Students earning their college diplomas this year face a sea of uncertainty. While hiring predictions are up from where they were in 2020, they are still not back to pre-pandemic levels. Hands-on internships were (and still are) limited. Job searches and interviews are virtual. It’s enough to make a new college graduate feel like an underdog — and that can be a powerful secret weapon.
Over the past 25 years, ELI Founder & CEO, Gary Schoeniger, has spoken with hundreds of successful individuals who have no particular advantage starting in their careers. In fact, they’re not brilliant or amazingly creative, not from privileged backgrounds, not rising stars in the academic world. Often the deck seems to be stacked against them.
Schoeniger wanted to know what made these folks tick. He thought there must be some common factors among people like these:
- A blind man named Jim Stovall used a cassette recorder and old VCR to develop a way for visually impaired people to “watch” television.
- Dawn Halfaker, a young soldier who lost her right arm in Iraq, became a consultant working to save lives on the battlefield.
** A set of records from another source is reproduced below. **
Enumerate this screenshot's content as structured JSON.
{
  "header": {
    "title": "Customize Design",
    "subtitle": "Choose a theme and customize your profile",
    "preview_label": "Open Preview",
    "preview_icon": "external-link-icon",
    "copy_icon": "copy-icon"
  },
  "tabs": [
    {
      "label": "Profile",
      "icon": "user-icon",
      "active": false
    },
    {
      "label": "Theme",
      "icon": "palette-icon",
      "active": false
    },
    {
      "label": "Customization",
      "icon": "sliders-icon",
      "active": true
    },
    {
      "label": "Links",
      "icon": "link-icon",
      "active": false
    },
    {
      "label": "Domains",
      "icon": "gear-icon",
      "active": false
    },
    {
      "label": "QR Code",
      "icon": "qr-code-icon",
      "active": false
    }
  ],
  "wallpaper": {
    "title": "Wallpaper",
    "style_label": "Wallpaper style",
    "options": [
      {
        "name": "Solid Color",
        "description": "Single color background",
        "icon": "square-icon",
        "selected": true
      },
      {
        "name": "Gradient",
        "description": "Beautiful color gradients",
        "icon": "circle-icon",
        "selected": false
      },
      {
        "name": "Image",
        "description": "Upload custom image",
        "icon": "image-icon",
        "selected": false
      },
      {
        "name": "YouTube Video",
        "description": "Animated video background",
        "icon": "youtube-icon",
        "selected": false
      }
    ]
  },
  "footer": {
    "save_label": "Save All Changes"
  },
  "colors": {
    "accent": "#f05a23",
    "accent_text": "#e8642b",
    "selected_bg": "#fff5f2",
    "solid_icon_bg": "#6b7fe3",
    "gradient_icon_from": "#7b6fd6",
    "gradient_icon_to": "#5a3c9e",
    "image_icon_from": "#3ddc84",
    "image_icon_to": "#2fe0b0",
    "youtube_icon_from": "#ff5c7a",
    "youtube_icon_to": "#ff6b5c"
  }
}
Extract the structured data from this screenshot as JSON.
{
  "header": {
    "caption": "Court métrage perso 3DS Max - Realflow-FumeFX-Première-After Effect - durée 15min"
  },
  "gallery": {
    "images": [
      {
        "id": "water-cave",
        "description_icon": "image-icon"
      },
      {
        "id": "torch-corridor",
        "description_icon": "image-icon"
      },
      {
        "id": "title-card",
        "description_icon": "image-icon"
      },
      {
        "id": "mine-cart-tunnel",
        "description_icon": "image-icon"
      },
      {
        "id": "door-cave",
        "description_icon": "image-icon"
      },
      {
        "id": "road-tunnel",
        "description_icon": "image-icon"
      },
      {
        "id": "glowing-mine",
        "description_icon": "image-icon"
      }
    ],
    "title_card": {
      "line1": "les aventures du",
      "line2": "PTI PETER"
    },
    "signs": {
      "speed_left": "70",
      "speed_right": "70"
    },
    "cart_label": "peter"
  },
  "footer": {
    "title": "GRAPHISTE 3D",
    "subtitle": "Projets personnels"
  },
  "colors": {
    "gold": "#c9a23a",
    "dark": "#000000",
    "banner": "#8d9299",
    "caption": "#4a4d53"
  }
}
- Frank Magwegwe went from homelessness on the streets of Johannesburg to become the CEO of several large corporations.
- Sirena Moore Thomas and her father, Ted, started a successful cleaning business with $200 and some used office equipment they found in the trash.
The one whose story moved Schoeniger the most was Clifton Taulbert. Taulbert was born to a teenage mother in a poor cotton community in the Jim Crow South who grew up to become a successful author, lecturer, and entrepreneur.
Lessons from underdog entrepreneurs
So, what did these individuals have in common?
Schoeniger found that they all had an entrepreneurial mindset. In other words, they understood that by solving problems for others, they could empower themselves.
Here are five other characteristics shared by “unlikely” entrepreneurs:
- They have a compelling goal. They are striving towards something positive on the horizon. Entrepreneurs have a vision for a better future and do not allow their circumstances to dictate their future. Instead, they make choices about a future they wanted to create.
- They see problems as opportunities. Rather than thinking about themselves, they look at the world through a different lens – not just doing what they are told, but always trying to go above and beyond to make themselves useful to others. And, by solving problems for others, they derive meaning and purpose from their work.
- They do more than talk – they are willing to try. They learn to micro-experiment, always trying to find ways to improve things. To be clear, they are not reckless gamblers. They act more like detectives following clues. Their willingness to experiment enables them to tease out latent opportunities that are present but not otherwise visible.
- They are always learning. They have a sense of curiosity about the broader world around them. Therefore, it drives them to be lifelong learners whose understanding of the world is constantly growing, shifting, and changing.
- They never give up. Entrepreneurs have a high degree of resilience, which ultimately enables them to transform their adversity into an advantage. They all come from challenging backgrounds, yet they also look at those challenges as the source of their strengths.
Among the most potent lessons Schoeniger learned from the underdog entrepreneurs is that we are not here to serve ourselves. Nor are we here to serve “the man.” Rather, we are here to serve others. We are here to figure out how we can leverage our talent, interests, and abilities in ways that benefit others.
This simple formula enables ordinary people to rise above their circumstances to create more meaningful and prosperous lives.
Takeaways for new graduates
Search for the intersection of your interests and abilities and the needs of your fellow humans. By doing so, you will not only empower yourself; you will enrich the world around you.
Also, you do not need to be in a powerful position to overcome adversity and make life better for your clients.
Make no mistake—you are sure to face enormous challenges along your journey. Yet, as you will find, the truest obstacles on the road ahead are self-imposed.
We believe that the future belongs to those who can think like an entrepreneur.
Finally, one of the most valuable lessons to learn from underdog entrepreneurs: You are more powerful than you imagine. But the only way you are going to know is if you try.
Adapted from Gary Schoeniger’s commencement address at Pierpont Community & Technical College in Fairmont, West Virginia, on May 7, 2019.